Philip Wright, Chief Commercial Officer, Globality Health said, "I think a more important question is: What does the Maritime Labour Convention mean for Seafarers? Seafarers deserve the same right to benefits, the same access to the best medical treatment and the same security expected and enjoyed by those who work ashore. For too long the challenging life of the seafarer has gone unnoticed, but due to the MLC this is now changing. Legislation brings reform and improvements to working conditions, granting the same care and concern that shore side employees receive and benefit from. For the insurance industry, the MLC 2006 equals a reconsideration of how to best provide insurance solutions for seafarers. It also means continuing debate. Should seafarers remain insured as beneficiaries of a Ship owner’s Liability policy, or should they properly be ‘insured persons’ in their own right? We believe that the Convention envisages seafarers being provided benefits in the same way as employees ashore are looked after. In fact it states this in terms. Regulation 4.1.4 states that the “requirements for on-board health and medical care set out in the Code include standards for measures aimed at providing seafarers with health protection and medical care as comparable as possible to that which is generally available to workers ashore.”
Philip Catterton, CEO at Integra Global told us, "Good question. The MLC calls into question how best to provide health insurance cover to the maritime community, whilst raising awareness as to the importance of comprehensive health cover for sea farers. The MLC provides a framework to develop sea farer health services and insurance plans. How best to work with ship owners, P and I clubs and the more niche specialist areas of the marine business like the cruise liner and charter yacht sectors. The MLC also provides a level of certainty and stability for insurers; a regulatory environment and a level playing field where we all play by the same rules. This pushes insurers to innovate in maritime insurance plan design whilst evolving the way we deliver service."
Todd Hancock, the Chief Operating Officer at IMG added, "As it is in most cases, a change in the status quo brings with it both challenge and opportunity. IMG has been providing best of class medical insurance solutions for marine crew members for more than 20 years and is particularly well suited to respond these changes. The MLC sets minimum standards of responsibility for vessel owners to provide, among other things, access to medical care for injuries and illnesses that arise as a course of the crewmember’s service aboard ship. IMG’s expertise in the design and administration of this specialized coverage and understanding of the unique needs and challenges of the marine culture allow us to work in harmony with the industry to make compliance with these requirements simple and cost effective.
Susan Landers, Head of Marketing and Client Management, Allianz Worldwide Care said, "The MLC is a global set of laws put in place to ensure shipping companies provide a uniform minimum level of labour standards and protection for employees and their families.
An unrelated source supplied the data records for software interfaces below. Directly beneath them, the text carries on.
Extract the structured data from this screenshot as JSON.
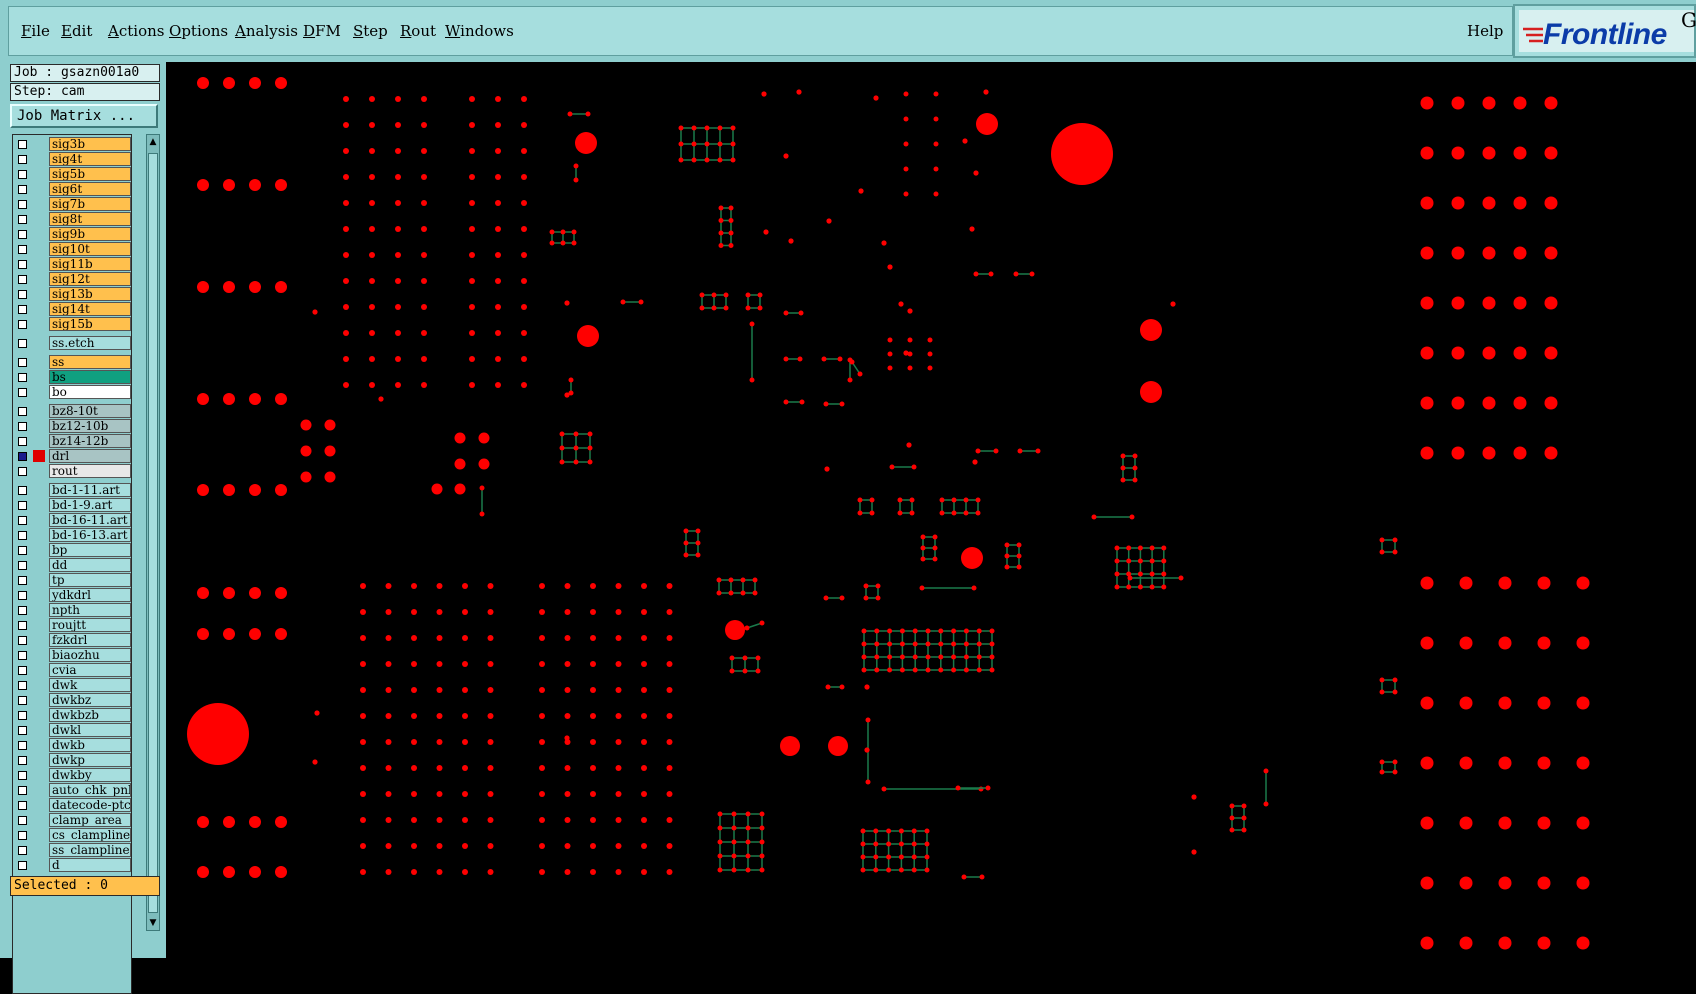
{
  "menu": {
    "items": [
      {
        "ul": "F",
        "rest": "ile"
      },
      {
        "ul": "E",
        "rest": "dit"
      },
      {
        "ul": "A",
        "rest": "ctions"
      },
      {
        "ul": "O",
        "rest": "ptions"
      },
      {
        "ul": "A",
        "rest": "nalysis"
      },
      {
        "ul": "D",
        "rest": "FM"
      },
      {
        "ul": "S",
        "rest": "tep"
      },
      {
        "ul": "R",
        "rest": "out"
      },
      {
        "ul": "W",
        "rest": "indows"
      }
    ],
    "help": "Help"
  },
  "logo": {
    "text": "Frontline",
    "edge_char": "G",
    "color": "#0b3ca8"
  },
  "job": {
    "job_label": "Job : gsazn001a0",
    "step_label": "Step: cam",
    "matrix_button": "Job Matrix ..."
  },
  "layers": [
    {
      "name": "sig3b",
      "color": "#ffc04d"
    },
    {
      "name": "sig4t",
      "color": "#ffc04d"
    },
    {
      "name": "sig5b",
      "color": "#ffc04d"
    },
    {
      "name": "sig6t",
      "color": "#ffc04d"
    },
    {
      "name": "sig7b",
      "color": "#ffc04d"
    },
    {
      "name": "sig8t",
      "color": "#ffc04d"
    },
    {
      "name": "sig9b",
      "color": "#ffc04d"
    },
    {
      "name": "sig10t",
      "color": "#ffc04d"
    },
    {
      "name": "sig11b",
      "color": "#ffc04d"
    },
    {
      "name": "sig12t",
      "color": "#ffc04d"
    },
    {
      "name": "sig13b",
      "color": "#ffc04d"
    },
    {
      "name": "sig14t",
      "color": "#ffc04d"
    },
    {
      "name": "sig15b",
      "color": "#ffc04d"
    },
    {
      "name": "ss.etch",
      "color": "#a6dede"
    },
    {
      "name": "ss",
      "color": "#ffc04d"
    },
    {
      "name": "bs",
      "color": "#10a080"
    },
    {
      "name": "bo",
      "color": "#ffffff"
    },
    {
      "name": "bz8-10t",
      "color": "#a8c4c4"
    },
    {
      "name": "bz12-10b",
      "color": "#a8c4c4"
    },
    {
      "name": "bz14-12b",
      "color": "#a8c4c4"
    },
    {
      "name": "drl",
      "color": "#a8c4c4",
      "active": true
    },
    {
      "name": "rout",
      "color": "#e8e8e8"
    },
    {
      "name": "bd-1-11.art",
      "color": "#a6dede"
    },
    {
      "name": "bd-1-9.art",
      "color": "#a6dede"
    },
    {
      "name": "bd-16-11.art",
      "color": "#a6dede"
    },
    {
      "name": "bd-16-13.art",
      "color": "#a6dede"
    },
    {
      "name": "bp",
      "color": "#a6dede"
    },
    {
      "name": "dd",
      "color": "#a6dede"
    },
    {
      "name": "tp",
      "color": "#a6dede"
    },
    {
      "name": "ydkdrl",
      "color": "#a6dede"
    },
    {
      "name": "npth",
      "color": "#a6dede"
    },
    {
      "name": "roujtt",
      "color": "#a6dede"
    },
    {
      "name": "fzkdrl",
      "color": "#a6dede"
    },
    {
      "name": "biaozhu",
      "color": "#a6dede"
    },
    {
      "name": "cvia",
      "color": "#a6dede"
    },
    {
      "name": "dwk",
      "color": "#a6dede"
    },
    {
      "name": "dwkbz",
      "color": "#a6dede"
    },
    {
      "name": "dwkbzb",
      "color": "#a6dede"
    },
    {
      "name": "dwkl",
      "color": "#a6dede"
    },
    {
      "name": "dwkb",
      "color": "#a6dede"
    },
    {
      "name": "dwkp",
      "color": "#a6dede"
    },
    {
      "name": "dwkby",
      "color": "#a6dede"
    },
    {
      "name": "auto_chk_pnl",
      "color": "#a6dede"
    },
    {
      "name": "datecode-ptc",
      "color": "#a6dede"
    },
    {
      "name": "clamp_area",
      "color": "#a6dede"
    },
    {
      "name": "cs_clampline",
      "color": "#a6dede"
    },
    {
      "name": "ss_clampline",
      "color": "#a6dede"
    },
    {
      "name": "d",
      "color": "#a6dede"
    }
  ],
  "status": {
    "selected_label": "Selected : 0"
  },
  "colors": {
    "feature": "#ff0000",
    "trace": "#1a7a4a",
    "canvas_bg": "#000000"
  }
}
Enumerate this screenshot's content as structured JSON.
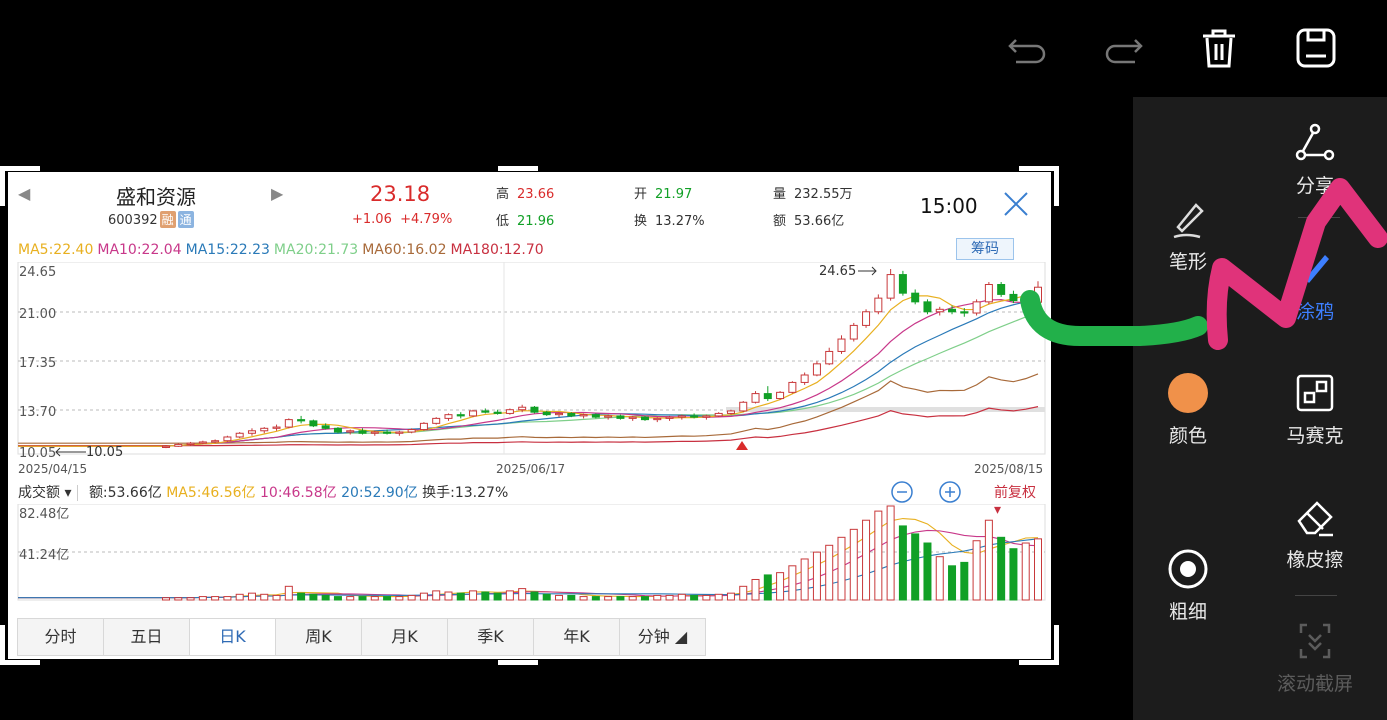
{
  "toolbar": {
    "icons": [
      "undo-icon",
      "redo-icon",
      "delete-icon",
      "save-icon"
    ]
  },
  "tools": {
    "split": "分享",
    "pen_shape": "笔形",
    "doodle": "涂鸦",
    "color": "颜色",
    "color_value": "#f0914a",
    "mosaic": "马赛克",
    "eraser": "橡皮擦",
    "thickness": "粗细",
    "scroll_capture": "滚动截屏"
  },
  "stock": {
    "name": "盛和资源",
    "code": "600392",
    "badge_rong": "融",
    "badge_tong": "通",
    "price": "23.18",
    "change": "+1.06",
    "change_pct": "+4.79%",
    "high_label": "高",
    "high": "23.66",
    "low_label": "低",
    "low": "21.96",
    "open_label": "开",
    "open": "21.97",
    "turnover_label": "换",
    "turnover": "13.27%",
    "volume_label": "量",
    "volume": "232.55万",
    "amount_label": "额",
    "amount": "53.66亿",
    "time": "15:00"
  },
  "ma": {
    "ma5": "MA5:22.40",
    "ma10": "MA10:22.04",
    "ma15": "MA15:22.23",
    "ma20": "MA20:21.73",
    "ma60": "MA60:16.02",
    "ma180": "MA180:12.70",
    "chip_button": "筹码"
  },
  "price_chart": {
    "y_ticks": [
      "24.65",
      "21.00",
      "17.35",
      "13.70",
      "10.05"
    ],
    "high_marker": "24.65",
    "low_marker": "10.05",
    "dates": [
      "2025/04/15",
      "2025/06/17",
      "2025/08/15"
    ]
  },
  "volume_chart": {
    "selector": "成交额",
    "amount": "额:53.66亿",
    "ma5": "MA5:46.56亿",
    "ma10": "10:46.58亿",
    "ma20": "20:52.90亿",
    "turnover": "换手:13.27%",
    "adjust": "前复权",
    "y_top": "82.48亿",
    "y_mid": "41.24亿"
  },
  "tabs": [
    "分时",
    "五日",
    "日K",
    "周K",
    "月K",
    "季K",
    "年K",
    "分钟"
  ],
  "chart_data": {
    "type": "bar",
    "title": "",
    "candles": [
      [
        10.3,
        10.4,
        10.2,
        10.35
      ],
      [
        10.35,
        10.6,
        10.3,
        10.5
      ],
      [
        10.5,
        10.7,
        10.4,
        10.6
      ],
      [
        10.6,
        10.8,
        10.5,
        10.7
      ],
      [
        10.7,
        10.9,
        10.6,
        10.8
      ],
      [
        10.8,
        11.2,
        10.7,
        11.1
      ],
      [
        11.1,
        11.5,
        11.0,
        11.4
      ],
      [
        11.4,
        11.8,
        11.2,
        11.6
      ],
      [
        11.6,
        11.9,
        11.4,
        11.8
      ],
      [
        11.8,
        12.1,
        11.6,
        11.9
      ],
      [
        11.9,
        12.6,
        11.8,
        12.5
      ],
      [
        12.5,
        12.8,
        12.2,
        12.4
      ],
      [
        12.4,
        12.5,
        11.9,
        12.0
      ],
      [
        12.0,
        12.2,
        11.7,
        11.8
      ],
      [
        11.8,
        11.9,
        11.4,
        11.5
      ],
      [
        11.5,
        11.7,
        11.3,
        11.6
      ],
      [
        11.6,
        11.8,
        11.3,
        11.4
      ],
      [
        11.4,
        11.6,
        11.2,
        11.5
      ],
      [
        11.5,
        11.7,
        11.3,
        11.4
      ],
      [
        11.4,
        11.6,
        11.2,
        11.5
      ],
      [
        11.5,
        11.8,
        11.4,
        11.7
      ],
      [
        11.7,
        12.3,
        11.6,
        12.2
      ],
      [
        12.2,
        12.7,
        12.1,
        12.6
      ],
      [
        12.6,
        13.0,
        12.4,
        12.9
      ],
      [
        12.9,
        13.1,
        12.6,
        12.8
      ],
      [
        12.8,
        13.3,
        12.7,
        13.2
      ],
      [
        13.2,
        13.4,
        13.0,
        13.1
      ],
      [
        13.1,
        13.3,
        12.9,
        13.0
      ],
      [
        13.0,
        13.4,
        12.9,
        13.3
      ],
      [
        13.3,
        13.7,
        13.1,
        13.5
      ],
      [
        13.5,
        13.6,
        13.0,
        13.1
      ],
      [
        13.1,
        13.2,
        12.8,
        12.9
      ],
      [
        12.9,
        13.1,
        12.7,
        13.0
      ],
      [
        13.0,
        13.1,
        12.7,
        12.8
      ],
      [
        12.8,
        13.0,
        12.6,
        12.9
      ],
      [
        12.9,
        13.0,
        12.6,
        12.7
      ],
      [
        12.7,
        12.9,
        12.5,
        12.8
      ],
      [
        12.8,
        12.9,
        12.5,
        12.6
      ],
      [
        12.6,
        12.8,
        12.4,
        12.7
      ],
      [
        12.7,
        12.8,
        12.4,
        12.5
      ],
      [
        12.5,
        12.7,
        12.3,
        12.6
      ],
      [
        12.6,
        12.8,
        12.4,
        12.7
      ],
      [
        12.7,
        12.9,
        12.5,
        12.8
      ],
      [
        12.8,
        13.0,
        12.6,
        12.7
      ],
      [
        12.7,
        12.9,
        12.5,
        12.8
      ],
      [
        12.8,
        13.1,
        12.7,
        13.0
      ],
      [
        13.0,
        13.3,
        12.9,
        13.2
      ],
      [
        13.2,
        14.0,
        13.1,
        13.9
      ],
      [
        13.9,
        14.8,
        13.8,
        14.6
      ],
      [
        14.6,
        15.2,
        14.0,
        14.2
      ],
      [
        14.2,
        14.8,
        14.1,
        14.7
      ],
      [
        14.7,
        15.6,
        14.6,
        15.5
      ],
      [
        15.5,
        16.3,
        15.3,
        16.1
      ],
      [
        16.1,
        17.2,
        16.0,
        17.0
      ],
      [
        17.0,
        18.3,
        16.9,
        18.0
      ],
      [
        18.0,
        19.3,
        17.8,
        19.0
      ],
      [
        19.0,
        20.3,
        18.8,
        20.1
      ],
      [
        20.1,
        21.4,
        19.9,
        21.2
      ],
      [
        21.2,
        22.6,
        21.0,
        22.3
      ],
      [
        22.3,
        24.65,
        22.1,
        24.2
      ],
      [
        24.2,
        24.5,
        22.5,
        22.7
      ],
      [
        22.7,
        23.0,
        21.8,
        22.0
      ],
      [
        22.0,
        22.2,
        21.0,
        21.2
      ],
      [
        21.2,
        21.6,
        20.9,
        21.4
      ],
      [
        21.4,
        21.7,
        21.0,
        21.2
      ],
      [
        21.2,
        21.5,
        20.8,
        21.1
      ],
      [
        21.1,
        22.2,
        20.9,
        22.0
      ],
      [
        22.0,
        23.6,
        21.8,
        23.4
      ],
      [
        23.4,
        23.6,
        22.4,
        22.6
      ],
      [
        22.6,
        22.9,
        21.9,
        22.1
      ],
      [
        22.1,
        22.7,
        21.9,
        22.5
      ],
      [
        21.97,
        23.66,
        21.96,
        23.18
      ]
    ],
    "amount": [
      2,
      2,
      2,
      3,
      3,
      3,
      5,
      6,
      5,
      4,
      12,
      6,
      5,
      4,
      3,
      3,
      3,
      3,
      3,
      3,
      4,
      6,
      8,
      7,
      6,
      8,
      7,
      6,
      8,
      10,
      7,
      5,
      4,
      4,
      3,
      3,
      3,
      3,
      3,
      3,
      4,
      4,
      5,
      4,
      4,
      5,
      6,
      12,
      18,
      22,
      24,
      30,
      36,
      42,
      48,
      55,
      62,
      70,
      78,
      82.48,
      65,
      58,
      50,
      38,
      30,
      33,
      52,
      70,
      55,
      45,
      50,
      53.66
    ],
    "ylim": [
      10.05,
      24.65
    ]
  }
}
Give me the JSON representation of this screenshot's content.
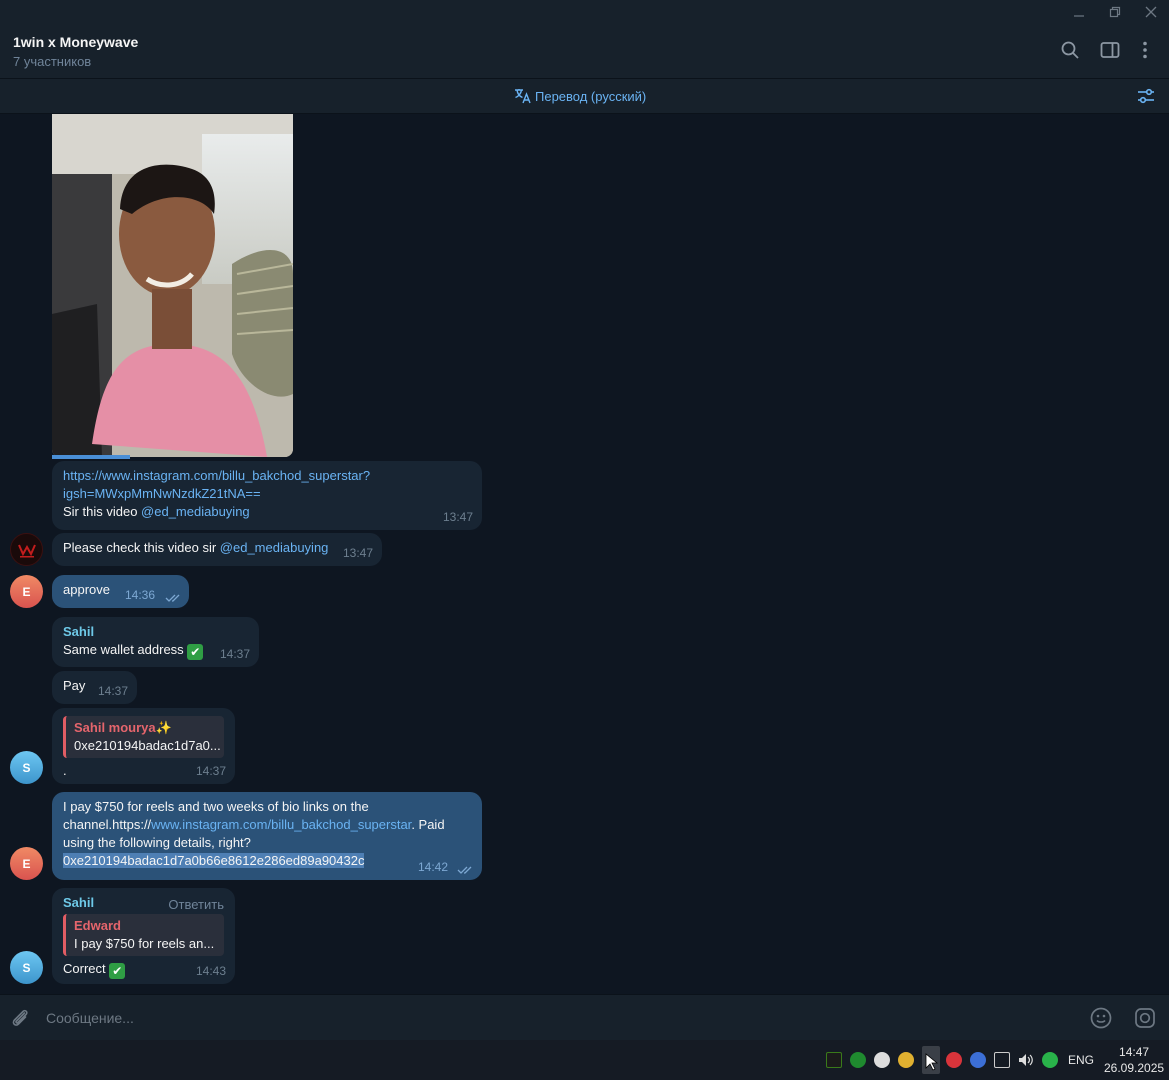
{
  "window": {
    "minimize_icon": "minimize-icon",
    "restore_icon": "restore-icon",
    "close_icon": "close-icon"
  },
  "header": {
    "title": "1win x Moneywave",
    "subtitle": "7 участников"
  },
  "translate_bar": {
    "label": "Перевод (русский)"
  },
  "messages": {
    "m1": {
      "link_line1": "https://www.instagram.com/billu_bakchod_superstar?",
      "link_line2": "igsh=MWxpMmNwNzdkZ21tNA==",
      "text_prefix": "Sir this video ",
      "mention": "@ed_mediabuying",
      "time": "13:47"
    },
    "m2": {
      "text_prefix": "Please check this video sir ",
      "mention": "@ed_mediabuying",
      "time": "13:47"
    },
    "m3": {
      "avatar_letter": "E",
      "text": "approve",
      "time": "14:36"
    },
    "m4": {
      "sender": "Sahil",
      "text": "Same wallet address",
      "emoji": "✔",
      "time": "14:37"
    },
    "m5": {
      "text": "Pay",
      "time": "14:37"
    },
    "m6": {
      "avatar_letter": "S",
      "reply_name": "Sahil mourya✨",
      "reply_text": "0xe210194badac1d7a0...",
      "text": ".",
      "time": "14:37"
    },
    "m7": {
      "avatar_letter": "E",
      "line1": "I pay $750 for reels and two weeks of bio links on the",
      "line2_prefix": "channel.https://",
      "line2_link": "www.instagram.com/billu_bakchod_superstar",
      "line2_suffix": ". Paid",
      "line3": "using the following details, right?",
      "line4": "0xe210194badac1d7a0b66e8612e286ed89a90432c",
      "time": "14:42"
    },
    "m8": {
      "avatar_letter": "S",
      "sender": "Sahil",
      "reply_button": "Ответить",
      "reply_name": "Edward",
      "reply_text": "I pay $750 for reels an...",
      "text": "Correct",
      "emoji": "✔",
      "time": "14:43"
    }
  },
  "composer": {
    "placeholder": "Сообщение..."
  },
  "taskbar": {
    "lang": "ENG",
    "time": "14:47",
    "date": "26.09.2025"
  },
  "colors": {
    "background": "#0e1621",
    "panel": "#17212b",
    "incoming_bubble": "#182533",
    "outgoing_bubble": "#2b5278",
    "accent": "#6ab3f3"
  }
}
The MLC is already in force in many countries including Cyprus, Denmark, France, Netherlands, Norway, Spain and Sweden, with the UK, Germany and Belgium set to implement the Convention in 2014. The convention is a positive step for the industry, as it ensures that shipping companies provide comprehensive rights and protection to the world’s 1.2 million seafarers and their families. Although the MLC sets out minimum global standards, insurers can provide specialised products for the maritime sector, where appropriate, that meet or exceed the requirements of the MLC, helping employers to differentiate themselves in this highly competitive labour market."